*Task to complete*: Only the number is wanted: how many lines below include "this"?

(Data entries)
####################
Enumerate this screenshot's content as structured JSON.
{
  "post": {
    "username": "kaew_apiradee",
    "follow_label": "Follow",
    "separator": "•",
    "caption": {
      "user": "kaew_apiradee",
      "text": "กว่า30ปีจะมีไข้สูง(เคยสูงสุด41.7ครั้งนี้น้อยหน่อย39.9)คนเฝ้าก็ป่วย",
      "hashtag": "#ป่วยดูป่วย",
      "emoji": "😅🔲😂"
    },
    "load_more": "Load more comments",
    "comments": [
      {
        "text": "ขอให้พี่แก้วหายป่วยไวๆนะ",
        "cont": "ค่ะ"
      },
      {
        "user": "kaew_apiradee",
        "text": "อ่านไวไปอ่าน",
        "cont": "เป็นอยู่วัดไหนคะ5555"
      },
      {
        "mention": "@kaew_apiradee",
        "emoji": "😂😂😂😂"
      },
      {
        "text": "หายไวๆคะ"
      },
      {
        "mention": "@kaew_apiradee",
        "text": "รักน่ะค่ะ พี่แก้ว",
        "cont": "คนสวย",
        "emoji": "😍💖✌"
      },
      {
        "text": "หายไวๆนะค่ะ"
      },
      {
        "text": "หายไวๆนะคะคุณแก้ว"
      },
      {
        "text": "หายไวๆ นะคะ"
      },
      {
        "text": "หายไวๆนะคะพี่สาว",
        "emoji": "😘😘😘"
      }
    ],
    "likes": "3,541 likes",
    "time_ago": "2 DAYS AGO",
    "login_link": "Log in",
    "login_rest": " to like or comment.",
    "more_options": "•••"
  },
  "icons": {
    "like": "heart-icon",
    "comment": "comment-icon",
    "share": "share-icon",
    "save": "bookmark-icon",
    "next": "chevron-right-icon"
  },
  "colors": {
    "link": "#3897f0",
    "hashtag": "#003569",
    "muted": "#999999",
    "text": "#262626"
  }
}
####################
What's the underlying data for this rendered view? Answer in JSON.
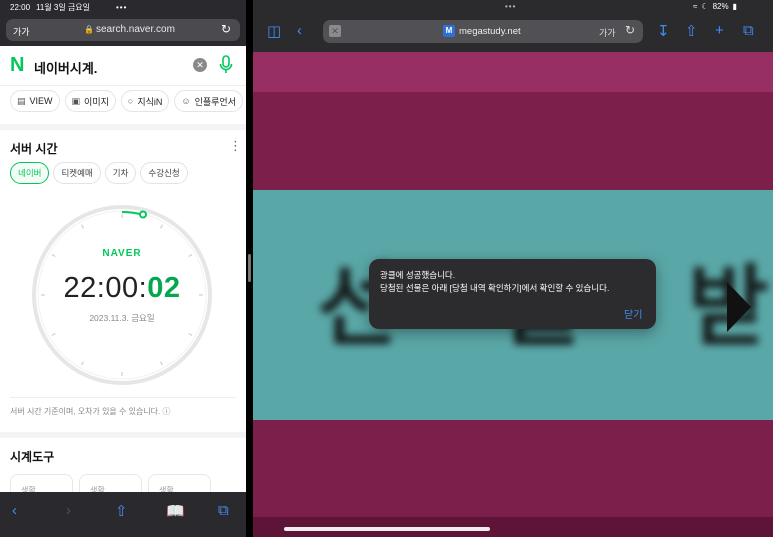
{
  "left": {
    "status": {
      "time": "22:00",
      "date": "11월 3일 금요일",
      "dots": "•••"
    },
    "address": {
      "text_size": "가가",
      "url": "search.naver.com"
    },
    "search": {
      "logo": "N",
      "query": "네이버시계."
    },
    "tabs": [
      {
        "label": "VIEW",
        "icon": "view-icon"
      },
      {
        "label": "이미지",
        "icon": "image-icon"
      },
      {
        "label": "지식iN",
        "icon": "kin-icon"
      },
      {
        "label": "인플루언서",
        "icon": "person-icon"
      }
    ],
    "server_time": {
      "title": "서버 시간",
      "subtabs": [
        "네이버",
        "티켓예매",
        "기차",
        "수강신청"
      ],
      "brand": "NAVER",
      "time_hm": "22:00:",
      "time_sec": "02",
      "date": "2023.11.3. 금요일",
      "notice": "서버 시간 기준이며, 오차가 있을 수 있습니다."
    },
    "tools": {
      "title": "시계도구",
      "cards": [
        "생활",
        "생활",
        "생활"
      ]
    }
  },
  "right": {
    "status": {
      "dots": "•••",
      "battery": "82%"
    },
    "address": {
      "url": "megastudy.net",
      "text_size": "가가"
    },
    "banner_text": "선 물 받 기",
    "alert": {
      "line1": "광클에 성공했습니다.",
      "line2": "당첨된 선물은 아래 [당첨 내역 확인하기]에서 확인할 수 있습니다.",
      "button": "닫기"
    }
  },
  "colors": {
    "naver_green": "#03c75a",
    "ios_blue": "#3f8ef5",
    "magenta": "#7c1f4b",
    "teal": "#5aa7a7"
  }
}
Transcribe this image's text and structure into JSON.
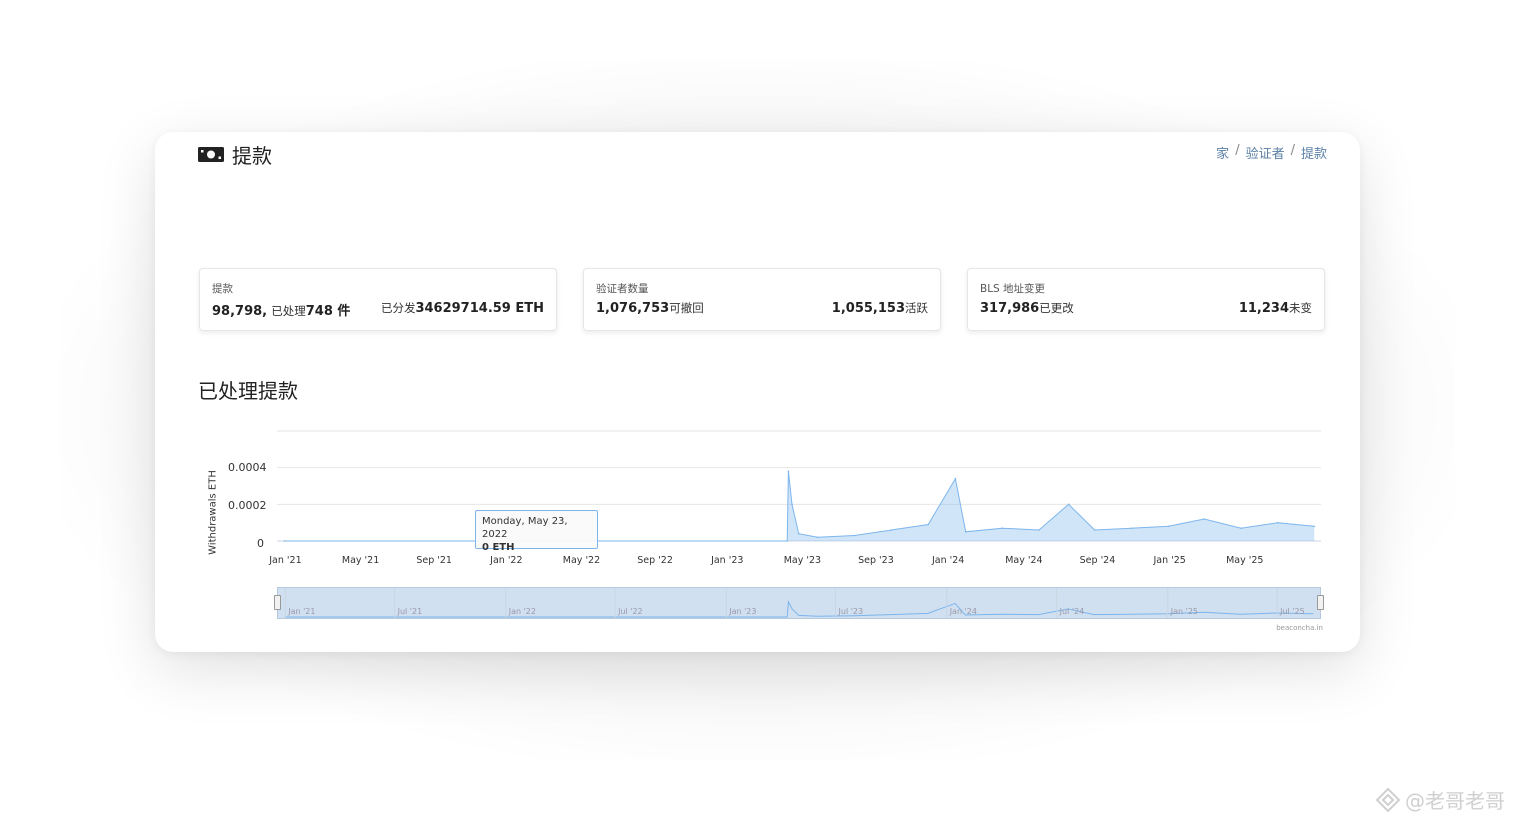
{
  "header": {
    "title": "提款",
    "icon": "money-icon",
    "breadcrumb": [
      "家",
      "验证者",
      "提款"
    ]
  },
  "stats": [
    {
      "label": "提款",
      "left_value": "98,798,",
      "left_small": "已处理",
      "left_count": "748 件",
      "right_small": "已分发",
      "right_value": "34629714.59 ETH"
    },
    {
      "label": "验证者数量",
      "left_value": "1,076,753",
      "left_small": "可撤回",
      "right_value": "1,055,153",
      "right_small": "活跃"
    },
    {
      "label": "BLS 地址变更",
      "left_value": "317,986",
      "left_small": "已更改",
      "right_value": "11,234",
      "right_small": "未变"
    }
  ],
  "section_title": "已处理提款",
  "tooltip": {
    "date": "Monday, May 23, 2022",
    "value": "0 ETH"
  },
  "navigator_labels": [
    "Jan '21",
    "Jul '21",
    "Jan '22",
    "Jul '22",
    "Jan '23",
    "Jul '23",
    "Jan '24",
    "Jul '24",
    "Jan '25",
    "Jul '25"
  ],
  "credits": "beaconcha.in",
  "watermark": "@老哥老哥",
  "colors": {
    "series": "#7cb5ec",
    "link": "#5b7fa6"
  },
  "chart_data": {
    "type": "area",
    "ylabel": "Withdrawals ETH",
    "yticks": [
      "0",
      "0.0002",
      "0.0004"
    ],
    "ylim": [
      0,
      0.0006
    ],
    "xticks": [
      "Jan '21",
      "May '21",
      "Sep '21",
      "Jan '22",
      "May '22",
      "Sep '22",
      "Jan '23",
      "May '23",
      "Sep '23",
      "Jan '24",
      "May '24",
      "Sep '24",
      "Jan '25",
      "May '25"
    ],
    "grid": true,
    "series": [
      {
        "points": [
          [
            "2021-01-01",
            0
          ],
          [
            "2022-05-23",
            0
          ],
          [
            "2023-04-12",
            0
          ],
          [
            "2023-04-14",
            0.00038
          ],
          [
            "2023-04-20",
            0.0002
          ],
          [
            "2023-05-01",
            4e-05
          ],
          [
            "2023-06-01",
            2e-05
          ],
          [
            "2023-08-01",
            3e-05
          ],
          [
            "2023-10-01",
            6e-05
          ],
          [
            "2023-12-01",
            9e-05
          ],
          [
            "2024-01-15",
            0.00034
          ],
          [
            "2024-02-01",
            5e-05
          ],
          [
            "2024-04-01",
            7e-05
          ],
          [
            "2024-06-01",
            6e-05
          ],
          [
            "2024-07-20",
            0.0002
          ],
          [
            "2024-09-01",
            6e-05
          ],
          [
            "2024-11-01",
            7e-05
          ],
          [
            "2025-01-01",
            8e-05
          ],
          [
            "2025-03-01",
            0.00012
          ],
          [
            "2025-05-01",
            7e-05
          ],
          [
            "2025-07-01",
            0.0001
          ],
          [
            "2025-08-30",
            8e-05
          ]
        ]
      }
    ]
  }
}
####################
*Task answer*: 3